git remote add origin git@github.com:mikethecanuck/hackit.git
git remote -v
origin git@github.com:mikethecanuck/hackit.git (fetch)
origin git@github.com:mikethecanuck/hackit.git (push)
upstream git@github.com:hackers/hackit.git (fetch)
upstream git@github.com:hackers/hackit.git (push)
git push origin master
To github.com:mikethecanuck/hackit.git
 ! [rejected]        master -> master (fetch first)
error: failed to push some refs to 'git@github.com:mikethecanuck/hackit.git'
hint: Updates were rejected because the remote contains work that you do
hint: not have locally. This is usually caused by another repository pushing
hint: to the same ref. You may want to first integrate the remote changes
hint: (e.g., 'git pull ...') before pushing again.
hint: See the 'Note about fast-forwards' in 'git push --help' for details.

 

And when I pushed with no params, I went right back to the starting place:

git push
ERROR: Permission to hackers/hackit.git denied to MikeTheCanuck.
fatal: Could not read from remote repository.
Please make sure you have the correct access rights
and the repository exists.

(I finally rm -rf‘d my forked repo, cloned it again, and started over – that’s how I got to the first part of the article.)

Advertisements

Leave a Reply

Fill in your details below or click an icon to log in:

WordPress.com Logo

You are commenting using your WordPress.com account. Log Out / Change )

Twitter picture

You are commenting using your Twitter account. Log Out / Change )

Facebook photo

You are commenting using your Facebook account.
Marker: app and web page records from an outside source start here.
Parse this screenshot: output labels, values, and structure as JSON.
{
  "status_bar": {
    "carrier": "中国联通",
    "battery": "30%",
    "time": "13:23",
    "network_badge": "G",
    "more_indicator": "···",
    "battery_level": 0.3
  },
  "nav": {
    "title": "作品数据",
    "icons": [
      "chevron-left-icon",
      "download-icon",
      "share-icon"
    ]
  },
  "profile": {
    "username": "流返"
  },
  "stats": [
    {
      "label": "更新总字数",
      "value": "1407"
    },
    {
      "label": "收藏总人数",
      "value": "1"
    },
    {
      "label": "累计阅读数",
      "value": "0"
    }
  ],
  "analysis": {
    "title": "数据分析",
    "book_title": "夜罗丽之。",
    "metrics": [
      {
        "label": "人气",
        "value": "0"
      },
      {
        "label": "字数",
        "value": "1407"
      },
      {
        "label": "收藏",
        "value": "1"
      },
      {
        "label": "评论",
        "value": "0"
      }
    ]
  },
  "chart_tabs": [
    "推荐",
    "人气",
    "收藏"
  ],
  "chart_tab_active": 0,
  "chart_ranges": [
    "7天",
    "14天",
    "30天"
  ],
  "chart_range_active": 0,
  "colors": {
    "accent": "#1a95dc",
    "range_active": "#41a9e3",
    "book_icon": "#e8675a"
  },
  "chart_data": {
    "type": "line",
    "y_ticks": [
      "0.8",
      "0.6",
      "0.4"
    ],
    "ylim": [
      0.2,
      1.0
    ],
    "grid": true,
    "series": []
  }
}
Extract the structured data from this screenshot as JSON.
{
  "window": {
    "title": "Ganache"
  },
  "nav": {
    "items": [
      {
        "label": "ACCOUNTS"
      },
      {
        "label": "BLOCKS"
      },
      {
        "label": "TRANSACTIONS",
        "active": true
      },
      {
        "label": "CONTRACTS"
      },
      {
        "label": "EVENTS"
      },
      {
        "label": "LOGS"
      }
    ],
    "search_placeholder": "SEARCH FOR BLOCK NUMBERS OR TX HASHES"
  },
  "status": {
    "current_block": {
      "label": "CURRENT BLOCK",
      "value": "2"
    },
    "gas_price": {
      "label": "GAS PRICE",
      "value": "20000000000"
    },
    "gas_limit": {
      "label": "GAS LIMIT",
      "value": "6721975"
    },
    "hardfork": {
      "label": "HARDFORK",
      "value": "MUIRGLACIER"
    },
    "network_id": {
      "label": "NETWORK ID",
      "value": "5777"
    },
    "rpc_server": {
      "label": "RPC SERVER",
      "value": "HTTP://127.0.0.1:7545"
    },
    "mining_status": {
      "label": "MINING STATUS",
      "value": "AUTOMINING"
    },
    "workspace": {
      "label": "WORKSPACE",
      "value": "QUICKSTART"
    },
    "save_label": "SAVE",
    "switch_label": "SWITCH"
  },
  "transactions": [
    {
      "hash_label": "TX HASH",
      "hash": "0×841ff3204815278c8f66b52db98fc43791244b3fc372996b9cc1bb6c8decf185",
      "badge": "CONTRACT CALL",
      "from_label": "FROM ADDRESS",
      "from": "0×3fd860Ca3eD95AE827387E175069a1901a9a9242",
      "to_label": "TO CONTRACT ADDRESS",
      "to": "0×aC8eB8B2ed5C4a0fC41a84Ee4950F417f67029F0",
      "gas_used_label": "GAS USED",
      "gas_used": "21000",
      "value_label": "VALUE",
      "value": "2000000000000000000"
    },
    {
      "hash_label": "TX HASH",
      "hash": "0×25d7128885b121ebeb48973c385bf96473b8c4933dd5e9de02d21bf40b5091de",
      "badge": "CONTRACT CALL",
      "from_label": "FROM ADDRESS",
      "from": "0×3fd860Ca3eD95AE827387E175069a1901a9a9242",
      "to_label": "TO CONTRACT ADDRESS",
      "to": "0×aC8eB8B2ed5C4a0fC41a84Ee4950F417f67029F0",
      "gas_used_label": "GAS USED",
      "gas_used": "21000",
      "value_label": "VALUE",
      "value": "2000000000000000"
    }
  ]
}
Log Out / Change )

Google+ photo

You are commenting using your Google+ account. Log Out / Change )

Connecting to %s